Woodsmithery has been in the great outdoors again today with our second village fayre event, this time in nearby Albrighton.

If the two events we have done so far have taught us anything it’s:

  1. Trestle tables wobble… a lot.
  2. A bowl of water with a sign that reads: “Water for your dog or short people with low standards” gets a lot of cameras pointed at it.
  3. Solid oak doorstops get a great deal of attention with people usually saying “oooo”, “ahhhh” and “hmmmm” while hefting them around thoughtfully.
oak doorstops
Now available: solid oak doorstops made to order

So now we’re back home I thought I’d write a quick post for all those kindly people who relieved me of business cards to let them know that I’ve just added the doorstops to the Woodsmithery shop here!

Etsy is a funny old bird, so I’ve had to list small, medium and large doorstops with prices attached, but the reality is that if you want something different I can make pretty much any size. Just drop an email to info@woodsmithery.co.uk or leave a message here, telling me what you have in mind, and I’ll get back to you to work out the details.

Meanwhile, if you’re looking in the shop for something you saw on the table then fret not – I’m adding things online slowly (I’ve been pretty lax), so it’ll appear eventually. If you want to beat me to it then send an email and I’ll reply as soon as I can.

Our first village fete

My wife and I handed out loads of business cards today at our first ever village fete/craft fair – and where better to do it than in Pattingham where Woodsmithery is based?

It was a terrific day, and much more successful that either of us imagined, so I thought I’d write a quick post to thank everyone who took the time to have a chat and relieve us of some of our wares.

We literally returned from two weeks in France yesterday afternoon and things are really busy for the next 24 hours (I’m currently watching the football and at the final whistle we’re driving 200+ miles to the North East to collect the dog from his Grandpawrents) but I’m going to try to find the time to update the shop with all of the things that visitors to the stall will have seen today.

So if you took a card and have popped in to see what’s still for sale, please accept my apologies and come back in a day or two to see everything that’s still waiting to find a loving home!

Studying the crotch

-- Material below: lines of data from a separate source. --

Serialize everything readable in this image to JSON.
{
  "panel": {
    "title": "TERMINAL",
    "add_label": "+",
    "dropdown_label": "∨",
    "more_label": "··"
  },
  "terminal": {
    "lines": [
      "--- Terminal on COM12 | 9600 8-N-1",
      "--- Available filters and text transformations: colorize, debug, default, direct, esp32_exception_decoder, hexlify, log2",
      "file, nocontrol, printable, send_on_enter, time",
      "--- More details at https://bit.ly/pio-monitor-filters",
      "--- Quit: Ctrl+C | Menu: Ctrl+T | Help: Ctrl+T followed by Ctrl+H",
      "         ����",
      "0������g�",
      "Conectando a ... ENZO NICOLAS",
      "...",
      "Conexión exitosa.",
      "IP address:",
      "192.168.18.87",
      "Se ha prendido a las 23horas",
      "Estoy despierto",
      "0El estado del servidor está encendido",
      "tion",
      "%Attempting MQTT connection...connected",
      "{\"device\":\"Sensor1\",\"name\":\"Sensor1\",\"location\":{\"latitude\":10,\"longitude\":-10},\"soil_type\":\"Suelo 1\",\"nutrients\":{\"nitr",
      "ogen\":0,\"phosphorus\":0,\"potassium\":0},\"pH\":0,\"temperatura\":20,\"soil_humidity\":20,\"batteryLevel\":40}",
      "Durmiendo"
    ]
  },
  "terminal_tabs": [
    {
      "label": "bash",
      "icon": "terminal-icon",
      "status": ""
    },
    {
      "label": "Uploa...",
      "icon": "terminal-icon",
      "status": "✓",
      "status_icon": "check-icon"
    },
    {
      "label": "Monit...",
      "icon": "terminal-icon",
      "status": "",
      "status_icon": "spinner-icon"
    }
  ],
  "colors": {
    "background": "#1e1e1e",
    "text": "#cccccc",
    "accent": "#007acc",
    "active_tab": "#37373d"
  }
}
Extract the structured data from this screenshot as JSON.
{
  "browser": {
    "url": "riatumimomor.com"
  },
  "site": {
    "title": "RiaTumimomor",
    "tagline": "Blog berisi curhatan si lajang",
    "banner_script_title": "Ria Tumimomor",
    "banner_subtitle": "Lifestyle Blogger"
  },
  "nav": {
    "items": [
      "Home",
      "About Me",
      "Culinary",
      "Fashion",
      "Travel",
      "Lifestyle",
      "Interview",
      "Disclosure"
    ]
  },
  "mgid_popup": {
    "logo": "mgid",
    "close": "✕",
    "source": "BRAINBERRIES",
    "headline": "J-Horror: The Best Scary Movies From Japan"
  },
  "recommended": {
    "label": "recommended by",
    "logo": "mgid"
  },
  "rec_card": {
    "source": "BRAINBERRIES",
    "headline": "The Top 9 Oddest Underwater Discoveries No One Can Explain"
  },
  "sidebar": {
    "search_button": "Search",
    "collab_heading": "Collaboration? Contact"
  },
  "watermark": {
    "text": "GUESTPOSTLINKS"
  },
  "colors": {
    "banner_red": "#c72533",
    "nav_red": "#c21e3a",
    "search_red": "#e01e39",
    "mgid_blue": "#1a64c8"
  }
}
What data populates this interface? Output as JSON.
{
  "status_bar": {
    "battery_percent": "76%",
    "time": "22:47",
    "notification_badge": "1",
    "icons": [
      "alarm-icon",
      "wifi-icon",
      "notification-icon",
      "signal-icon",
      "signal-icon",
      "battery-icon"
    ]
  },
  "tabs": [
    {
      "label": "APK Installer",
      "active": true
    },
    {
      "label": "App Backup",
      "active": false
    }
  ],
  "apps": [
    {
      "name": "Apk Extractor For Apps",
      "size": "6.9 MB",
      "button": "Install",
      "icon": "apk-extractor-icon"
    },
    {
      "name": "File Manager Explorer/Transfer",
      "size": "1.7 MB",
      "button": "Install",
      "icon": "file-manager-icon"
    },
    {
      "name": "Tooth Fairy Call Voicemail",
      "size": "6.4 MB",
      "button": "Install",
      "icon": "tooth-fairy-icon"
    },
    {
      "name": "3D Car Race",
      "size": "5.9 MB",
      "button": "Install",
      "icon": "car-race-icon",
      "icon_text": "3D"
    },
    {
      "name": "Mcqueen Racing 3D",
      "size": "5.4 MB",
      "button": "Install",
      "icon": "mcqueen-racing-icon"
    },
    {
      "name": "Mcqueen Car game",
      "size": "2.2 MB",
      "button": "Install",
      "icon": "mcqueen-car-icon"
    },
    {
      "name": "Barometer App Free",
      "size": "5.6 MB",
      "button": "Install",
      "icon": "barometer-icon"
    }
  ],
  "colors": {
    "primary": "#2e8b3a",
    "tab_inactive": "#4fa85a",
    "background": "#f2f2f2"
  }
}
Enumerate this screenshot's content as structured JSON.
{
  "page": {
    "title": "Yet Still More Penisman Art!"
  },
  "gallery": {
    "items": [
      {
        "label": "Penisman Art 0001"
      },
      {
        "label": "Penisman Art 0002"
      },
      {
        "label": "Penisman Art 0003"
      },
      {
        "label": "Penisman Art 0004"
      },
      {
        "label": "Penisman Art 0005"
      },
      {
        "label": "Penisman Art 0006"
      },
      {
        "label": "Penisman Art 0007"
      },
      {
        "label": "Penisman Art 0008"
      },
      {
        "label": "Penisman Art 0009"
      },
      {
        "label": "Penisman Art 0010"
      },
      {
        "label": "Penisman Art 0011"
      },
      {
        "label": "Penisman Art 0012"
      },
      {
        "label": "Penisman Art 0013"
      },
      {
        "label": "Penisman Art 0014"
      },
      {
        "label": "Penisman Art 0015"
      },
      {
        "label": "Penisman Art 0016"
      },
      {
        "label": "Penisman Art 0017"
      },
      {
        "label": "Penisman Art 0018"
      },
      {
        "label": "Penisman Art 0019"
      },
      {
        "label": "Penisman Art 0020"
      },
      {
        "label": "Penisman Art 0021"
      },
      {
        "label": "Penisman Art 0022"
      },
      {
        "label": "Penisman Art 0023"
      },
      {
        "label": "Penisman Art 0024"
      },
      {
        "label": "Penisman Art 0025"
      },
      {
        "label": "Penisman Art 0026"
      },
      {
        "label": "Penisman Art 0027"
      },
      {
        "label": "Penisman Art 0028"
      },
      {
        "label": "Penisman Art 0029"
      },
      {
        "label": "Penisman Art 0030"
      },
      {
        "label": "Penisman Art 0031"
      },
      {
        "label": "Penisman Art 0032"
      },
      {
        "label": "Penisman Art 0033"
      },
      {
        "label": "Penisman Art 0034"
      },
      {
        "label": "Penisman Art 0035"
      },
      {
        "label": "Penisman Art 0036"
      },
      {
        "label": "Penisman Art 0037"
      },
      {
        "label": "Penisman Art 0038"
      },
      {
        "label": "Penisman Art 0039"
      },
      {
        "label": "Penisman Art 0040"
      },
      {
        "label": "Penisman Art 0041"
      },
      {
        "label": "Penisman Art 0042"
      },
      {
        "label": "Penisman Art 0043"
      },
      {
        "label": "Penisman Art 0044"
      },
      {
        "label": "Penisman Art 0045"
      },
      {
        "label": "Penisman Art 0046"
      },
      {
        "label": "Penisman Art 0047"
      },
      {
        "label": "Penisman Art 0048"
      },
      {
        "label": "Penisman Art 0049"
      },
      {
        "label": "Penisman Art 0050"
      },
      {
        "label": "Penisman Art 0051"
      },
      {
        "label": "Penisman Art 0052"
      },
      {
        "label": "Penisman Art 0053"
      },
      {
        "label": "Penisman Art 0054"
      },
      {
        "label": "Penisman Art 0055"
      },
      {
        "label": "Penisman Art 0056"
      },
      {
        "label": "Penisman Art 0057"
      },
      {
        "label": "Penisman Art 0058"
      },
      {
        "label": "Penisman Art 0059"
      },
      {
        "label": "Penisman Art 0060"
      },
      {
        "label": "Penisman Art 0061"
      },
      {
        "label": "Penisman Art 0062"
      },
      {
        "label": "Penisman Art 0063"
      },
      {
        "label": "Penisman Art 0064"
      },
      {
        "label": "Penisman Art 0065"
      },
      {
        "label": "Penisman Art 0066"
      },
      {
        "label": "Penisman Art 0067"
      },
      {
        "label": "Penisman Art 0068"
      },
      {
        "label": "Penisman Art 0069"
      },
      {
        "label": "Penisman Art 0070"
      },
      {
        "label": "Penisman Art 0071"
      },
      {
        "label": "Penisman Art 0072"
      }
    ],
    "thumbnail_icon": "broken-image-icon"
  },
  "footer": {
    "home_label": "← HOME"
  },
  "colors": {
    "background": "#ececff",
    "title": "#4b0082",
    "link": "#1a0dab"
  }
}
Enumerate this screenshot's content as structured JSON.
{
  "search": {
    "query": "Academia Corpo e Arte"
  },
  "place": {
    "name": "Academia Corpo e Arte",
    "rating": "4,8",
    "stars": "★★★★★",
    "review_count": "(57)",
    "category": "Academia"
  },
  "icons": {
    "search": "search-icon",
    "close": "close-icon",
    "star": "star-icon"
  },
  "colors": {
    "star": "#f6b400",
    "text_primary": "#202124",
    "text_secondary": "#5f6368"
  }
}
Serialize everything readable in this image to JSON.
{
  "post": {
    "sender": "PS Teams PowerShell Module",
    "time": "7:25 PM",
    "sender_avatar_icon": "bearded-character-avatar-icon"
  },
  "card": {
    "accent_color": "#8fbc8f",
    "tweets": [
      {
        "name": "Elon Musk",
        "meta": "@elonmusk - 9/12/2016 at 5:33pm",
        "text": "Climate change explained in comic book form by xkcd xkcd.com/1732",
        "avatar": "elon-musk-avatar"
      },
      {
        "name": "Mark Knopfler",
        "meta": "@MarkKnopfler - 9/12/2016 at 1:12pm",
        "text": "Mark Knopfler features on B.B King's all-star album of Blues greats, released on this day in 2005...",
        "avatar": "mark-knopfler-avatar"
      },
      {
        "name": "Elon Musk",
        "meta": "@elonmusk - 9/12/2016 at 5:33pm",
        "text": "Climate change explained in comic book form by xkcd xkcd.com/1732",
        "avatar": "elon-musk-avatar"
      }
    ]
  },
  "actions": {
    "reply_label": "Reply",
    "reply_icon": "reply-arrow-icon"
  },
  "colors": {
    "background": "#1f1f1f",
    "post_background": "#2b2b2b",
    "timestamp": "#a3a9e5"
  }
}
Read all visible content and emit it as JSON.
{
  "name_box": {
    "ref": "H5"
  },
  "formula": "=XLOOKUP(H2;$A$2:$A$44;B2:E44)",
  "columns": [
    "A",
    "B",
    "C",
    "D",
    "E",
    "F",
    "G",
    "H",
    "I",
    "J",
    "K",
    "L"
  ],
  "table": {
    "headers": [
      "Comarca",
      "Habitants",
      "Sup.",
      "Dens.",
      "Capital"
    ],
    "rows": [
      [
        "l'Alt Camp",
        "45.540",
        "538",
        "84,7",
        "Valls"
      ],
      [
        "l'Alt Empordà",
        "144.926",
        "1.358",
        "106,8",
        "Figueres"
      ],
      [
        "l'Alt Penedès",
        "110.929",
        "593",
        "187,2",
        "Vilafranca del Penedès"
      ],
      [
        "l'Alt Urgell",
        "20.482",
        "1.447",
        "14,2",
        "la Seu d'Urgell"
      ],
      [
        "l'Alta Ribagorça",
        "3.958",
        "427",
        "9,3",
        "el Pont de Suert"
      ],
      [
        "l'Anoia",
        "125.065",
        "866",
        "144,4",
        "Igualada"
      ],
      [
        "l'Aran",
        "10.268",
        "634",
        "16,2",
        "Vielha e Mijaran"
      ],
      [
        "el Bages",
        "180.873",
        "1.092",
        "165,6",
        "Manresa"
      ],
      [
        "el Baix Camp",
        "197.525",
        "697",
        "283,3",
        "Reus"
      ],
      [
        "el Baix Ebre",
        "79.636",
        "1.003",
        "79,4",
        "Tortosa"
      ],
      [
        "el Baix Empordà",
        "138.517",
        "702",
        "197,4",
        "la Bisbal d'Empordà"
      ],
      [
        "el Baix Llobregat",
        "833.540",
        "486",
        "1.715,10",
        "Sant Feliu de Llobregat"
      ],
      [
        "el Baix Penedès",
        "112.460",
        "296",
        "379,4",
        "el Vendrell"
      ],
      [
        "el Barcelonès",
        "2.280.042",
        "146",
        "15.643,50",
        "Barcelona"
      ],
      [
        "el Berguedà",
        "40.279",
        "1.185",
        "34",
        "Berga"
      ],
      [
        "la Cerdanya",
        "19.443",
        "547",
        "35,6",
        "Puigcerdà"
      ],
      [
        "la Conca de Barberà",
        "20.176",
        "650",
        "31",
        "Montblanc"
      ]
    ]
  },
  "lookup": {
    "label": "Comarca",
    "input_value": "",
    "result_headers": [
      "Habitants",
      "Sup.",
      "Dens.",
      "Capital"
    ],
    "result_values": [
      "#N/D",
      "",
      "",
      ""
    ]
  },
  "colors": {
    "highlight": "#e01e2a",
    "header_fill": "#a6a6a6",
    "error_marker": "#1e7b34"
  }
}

Every now and then I’ll use the word ‘crotch‘ when talking about wood and I have been ordered by the Good Lady Smithery to explain what the hell I’m going on about.

It’s pretty simple – look at that tree over there. No, not that one… the other one. The one with the pigeon in it and the knobbly bit that looks like a bum.

sweet chestnut crotch
There’s a bowl in this sweet chestnut crotch somewhere

See where the branches divert away from the trunk and head off to do their own thing? See the Y-shape they create as they leave the trunk? That’s the crotch, that is. And if you can’t work out how it came to be called that then you should have paid more attention in your school biology lessons.

The good thing about crotch wood is that rather than just having regular grain patterns that you might see in, say, a normal branch, this features a collision between two or more lots of grain running in different directions, thereby creating more visual interest and perhaps contrasting colours and patterns. And if the crotch features more than one branch, then the more interesting and complex it becomes. This is more noticeable in hardwoods which already feature striking grain, such as oak or walnut, but isn’t so obvious in more bland woods like sycamore.

Cutting a lump of spalted silver birch crotch into bowl blanks. The pith is particularly susceptible to checking so has to be removed (that’s the bit on the ground)

Crotch wood comes with its own unique set of issues, however. A regular lump of trunk, when fresh, will begin to shrink as it dries out. This can be seen by cracking (aka ‘checking’) which starts at the centre of the rings (aka the ‘pith’) – which isn’t necessarily the centre of the round log – and goes to the outside surface where the bark is/was.  But grain that heads all over the place inside the crotch is less predictable. Checking still happens, but with two or more piths involved the cracks can go in different directions and create warping which either ruins or improves the whole piece, depending on your point of view.

So there you go. Now you know. Crotch wood isn’t as rude as my wife – with her mind in the gutter – seems to think it is.

Welcome to Woodsmithery

Hello, and thank you for popping in to Woodsmithery.co.uk

This is a simple site for the moment, designed to give visitors a little detail about us (read: ‘me’) and what we (‘I’) do. If things go according to plan it will be updated as time goes on and there may even be a little bit of bloggery to highlight some of the things I’m up to or have a whinge about the latest stuff to go wrong in the workshop.

If you like what you see please take a moment to go to the Woodsmithery Shop page – or go straight to Etsy – where you’ll find a few finished projects available for sale.

I’m happy to consider commissions too (although I can’t guarantee anything!) – just go to the Contact page and fill out the form. I’ll get back to you as soon as I can. You can also contact me direct via email at info@woodsmithery.co.uk